Adam, upon awakening, is ecstatic over Eve – not for any special beauty or personality, but for the realization of what God has now given him. We see this with his immediate response: “This at last is bone of my bones and flesh of my flesh; she shall be called Woman, because she was taken out of Man” (v. 23). Keep in mind this is not giving man complete sovereignty over woman in the same manner he did the animals in verse 19, to whom he also gave names. The name given to her is not simply for name’s sake, but for a specific reason: she was taken out of man. She is literally “bone of his bones” and “flesh of his flesh” – no other living thing could have been talked about in such a fashion.
The order and place of man and woman within creation is seen in the rest of scripture. Most notably the apostle Paul writes: “For man was not made from woman, but woman from man. Neither was man created for woman, but woman for man” (1 Cor 11:8-9). Some say this is sexism and misogyny, placing woman at a lower or secondary place than man and compelling her to submit to his authority. They seem to forget, however, the beauty of what this narrative teaches: woman is God’s gift to man. She was made for him as a gift to complete and fulfill him. She is given to the man by God as a gift, so that the two can, as scripture goes on to say, “become one flesh” (v. 24).

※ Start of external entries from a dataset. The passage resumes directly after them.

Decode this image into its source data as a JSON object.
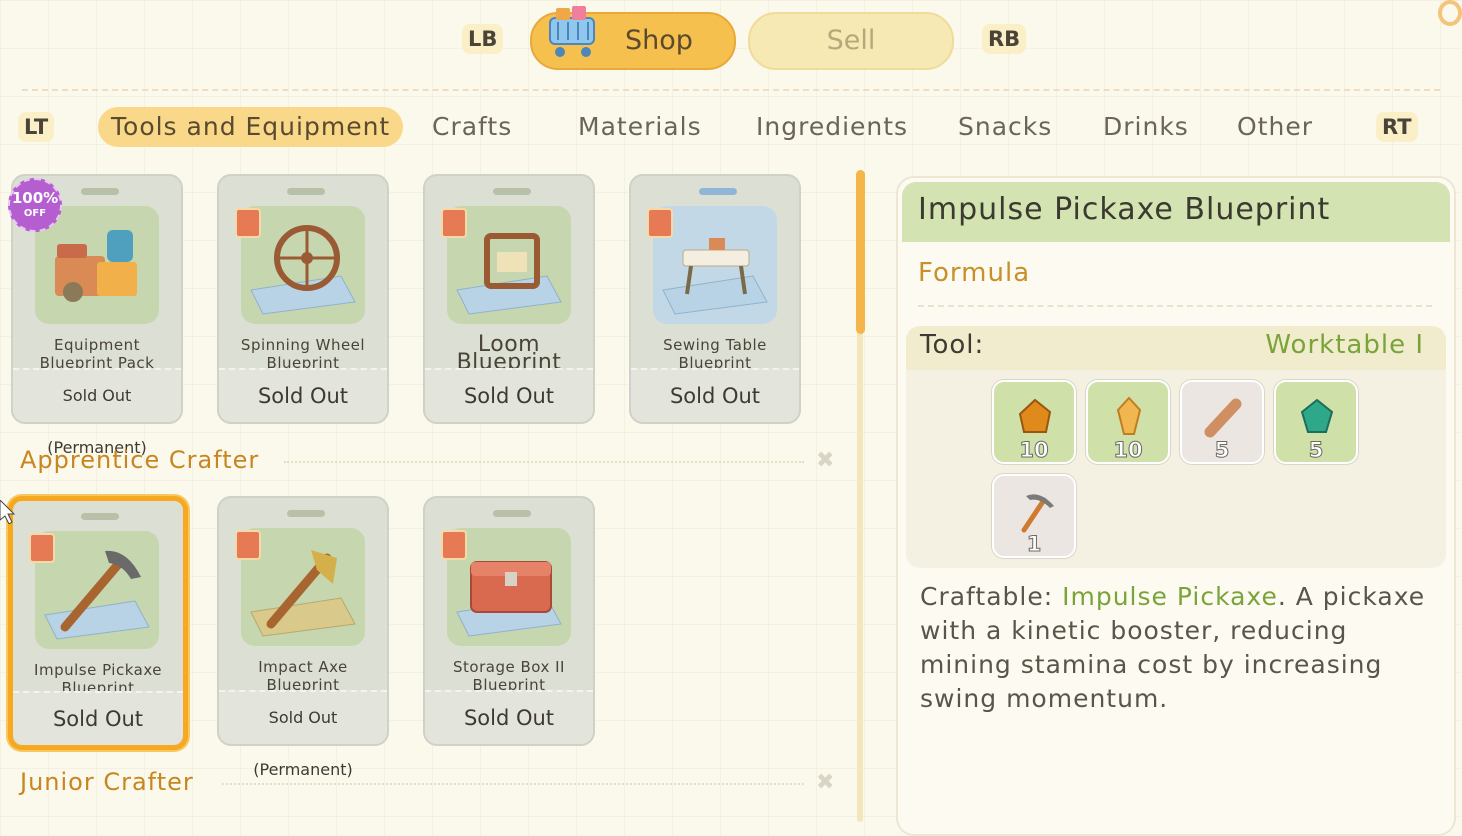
{
  "top_tabs": {
    "left_hint": "LB",
    "right_hint": "RB",
    "shop_label": "Shop",
    "sell_label": "Sell"
  },
  "categories": {
    "left_hint": "LT",
    "right_hint": "RT",
    "items": [
      "Tools and Equipment",
      "Crafts",
      "Materials",
      "Ingredients",
      "Snacks",
      "Drinks",
      "Other"
    ],
    "active": "Tools and Equipment"
  },
  "cards_row1": [
    {
      "name": "Equipment Blueprint Pack",
      "status": "Sold Out (Permanent)",
      "badge_pct": "100%",
      "badge_off": "OFF"
    },
    {
      "name": "Spinning Wheel Blueprint",
      "status": "Sold Out"
    },
    {
      "name": "Loom Blueprint",
      "status": "Sold Out"
    },
    {
      "name": "Sewing Table Blueprint",
      "status": "Sold Out"
    }
  ],
  "section1": {
    "title": "Apprentice Crafter"
  },
  "cards_row2": [
    {
      "name": "Impulse Pickaxe Blueprint",
      "status": "Sold Out"
    },
    {
      "name": "Impact Axe Blueprint",
      "status": "Sold Out (Permanent)"
    },
    {
      "name": "Storage Box II Blueprint",
      "status": "Sold Out"
    }
  ],
  "section2": {
    "title": "Junior Crafter"
  },
  "detail": {
    "title": "Impulse Pickaxe Blueprint",
    "subtitle": "Formula",
    "tool_label": "Tool:",
    "tool_value": "Worktable I",
    "materials": [
      {
        "icon": "copper-ore-icon",
        "qty": "10"
      },
      {
        "icon": "amber-gem-icon",
        "qty": "10"
      },
      {
        "icon": "wood-log-icon",
        "qty": "5"
      },
      {
        "icon": "green-gem-icon",
        "qty": "5"
      },
      {
        "icon": "pickaxe-icon",
        "qty": "1"
      }
    ],
    "desc_prefix": "Craftable: ",
    "desc_highlight": "Impulse Pickaxe",
    "desc_rest": ". A pickaxe with a kinetic booster, reducing mining stamina cost by increasing swing momentum."
  }
}
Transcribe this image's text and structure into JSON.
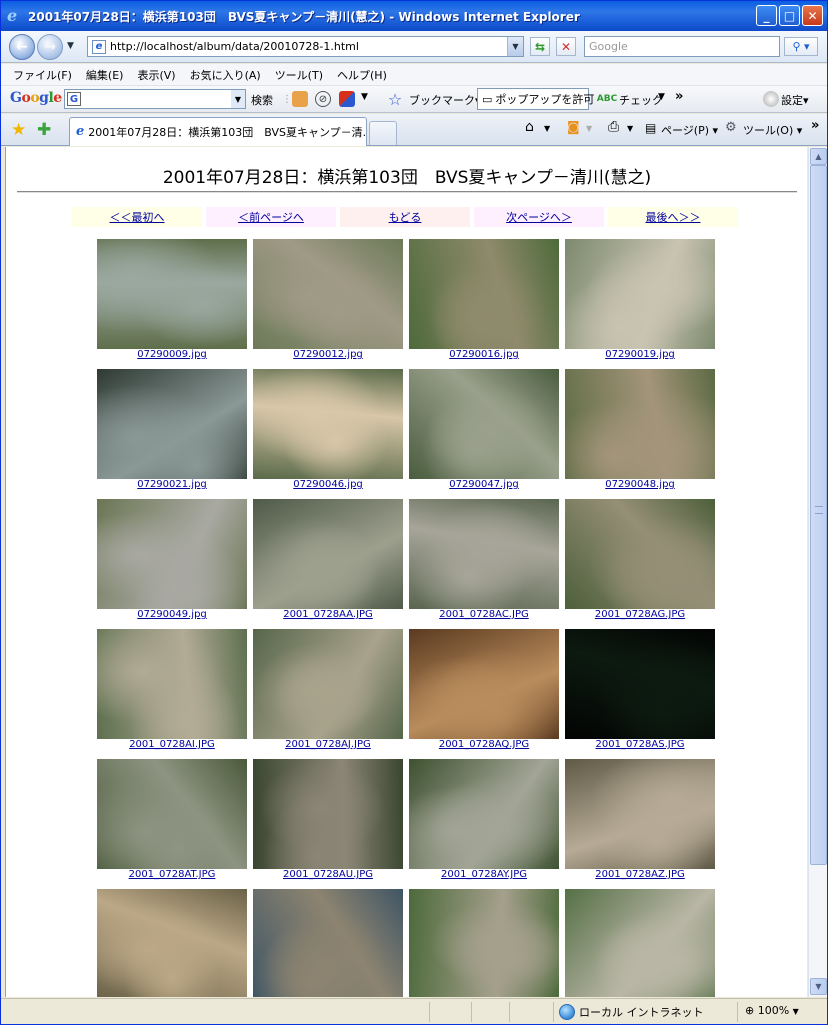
{
  "window": {
    "title": "2001年07月28日：横浜第103団　BVS夏キャンプ－清川(慧之) - Windows Internet Explorer"
  },
  "address": {
    "url": "http://localhost/album/data/20010728-1.html",
    "search_placeholder": "Google"
  },
  "menu": [
    "ファイル(F)",
    "編集(E)",
    "表示(V)",
    "お気に入り(A)",
    "ツール(T)",
    "ヘルプ(H)"
  ],
  "google_toolbar": {
    "logo": [
      "G",
      "o",
      "o",
      "g",
      "l",
      "e"
    ],
    "search_label": "検索",
    "bookmark_label": "ブックマーク▾",
    "popup_label": "ポップアップを許可",
    "check_label": "チェック",
    "more": "»",
    "settings_label": "設定▾"
  },
  "tabs": {
    "active_label": "2001年07月28日：横浜第103団　BVS夏キャンプ－清...",
    "home_label": "",
    "page_label": "ページ(P) ▾",
    "tools_label": "ツール(O) ▾",
    "more": "»"
  },
  "page": {
    "title": "2001年07月28日：横浜第103団　BVS夏キャンプ－清川(慧之)",
    "nav": [
      {
        "label": "＜＜最初へ",
        "bg": "#ffffe8"
      },
      {
        "label": "＜前ページへ",
        "bg": "#fff0ff"
      },
      {
        "label": "もどる",
        "bg": "#fff0f0"
      },
      {
        "label": "次ページへ＞",
        "bg": "#fff0ff"
      },
      {
        "label": "最後へ＞＞",
        "bg": "#ffffe8"
      }
    ],
    "photos": [
      {
        "caption": "07290009.jpg",
        "c1": "#5f6e4a",
        "c2": "#9aa8a0"
      },
      {
        "caption": "07290012.jpg",
        "c1": "#6c7a58",
        "c2": "#a09a86"
      },
      {
        "caption": "07290016.jpg",
        "c1": "#4e6a3a",
        "c2": "#8f8a6c"
      },
      {
        "caption": "07290019.jpg",
        "c1": "#7d8a6e",
        "c2": "#c9c4b2"
      },
      {
        "caption": "07290021.jpg",
        "c1": "#2f3a33",
        "c2": "#8a9896"
      },
      {
        "caption": "07290046.jpg",
        "c1": "#5a6a4a",
        "c2": "#d8c7a8"
      },
      {
        "caption": "07290047.jpg",
        "c1": "#4a5d3e",
        "c2": "#9aa08c"
      },
      {
        "caption": "07290048.jpg",
        "c1": "#5c6a44",
        "c2": "#a4957a"
      },
      {
        "caption": "07290049.jpg",
        "c1": "#6b7654",
        "c2": "#a9a9a2"
      },
      {
        "caption": "2001_0728AA.JPG",
        "c1": "#4f5a48",
        "c2": "#9ea08e"
      },
      {
        "caption": "2001_0728AC.JPG",
        "c1": "#5a6650",
        "c2": "#a7a599"
      },
      {
        "caption": "2001_0728AG.JPG",
        "c1": "#4d5f3b",
        "c2": "#958f76"
      },
      {
        "caption": "2001_0728AI.JPG",
        "c1": "#5e7050",
        "c2": "#b2ab95"
      },
      {
        "caption": "2001_0728AJ.JPG",
        "c1": "#56664a",
        "c2": "#a9a38c"
      },
      {
        "caption": "2001_0728AQ.JPG",
        "c1": "#5a3a20",
        "c2": "#b98c5c"
      },
      {
        "caption": "2001_0728AS.JPG",
        "c1": "#030403",
        "c2": "#0c1a10"
      },
      {
        "caption": "2001_0728AT.JPG",
        "c1": "#4a5a3a",
        "c2": "#8e9482"
      },
      {
        "caption": "2001_0728AU.JPG",
        "c1": "#3a4630",
        "c2": "#8c8676"
      },
      {
        "caption": "2001_0728AY.JPG",
        "c1": "#3e5230",
        "c2": "#a3a597"
      },
      {
        "caption": "2001_0728AZ.JPG",
        "c1": "#5f5a46",
        "c2": "#b7ab97"
      },
      {
        "caption": "",
        "c1": "#6a6248",
        "c2": "#bca886"
      },
      {
        "caption": "",
        "c1": "#3f5565",
        "c2": "#8d8470"
      },
      {
        "caption": "",
        "c1": "#4d6a3c",
        "c2": "#a5a08c"
      },
      {
        "caption": "",
        "c1": "#557046",
        "c2": "#b9b6a6"
      }
    ]
  },
  "status": {
    "zone_label": "ローカル イントラネット",
    "zoom_label": "100%"
  }
}
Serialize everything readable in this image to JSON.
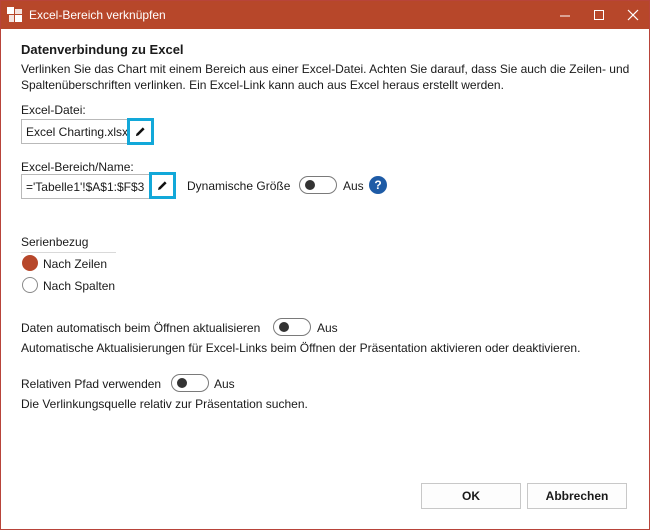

Therefore, any man who dishonors his wife does not dishonor her, but dishonors the God who granted her to him as a gift. Any man who beats his wife, demeans her with psychological abuse, or plays the scoundrel against her and commits adultery, is spitting into the face of the Lord who granted her to him. Any man who by his own cause and want destroys that which no man should separate (cf. Matt 19:6) and does not repent of it is transgressing mightily against the Lord, and on the Day of Judgment he will have to give an answer for it.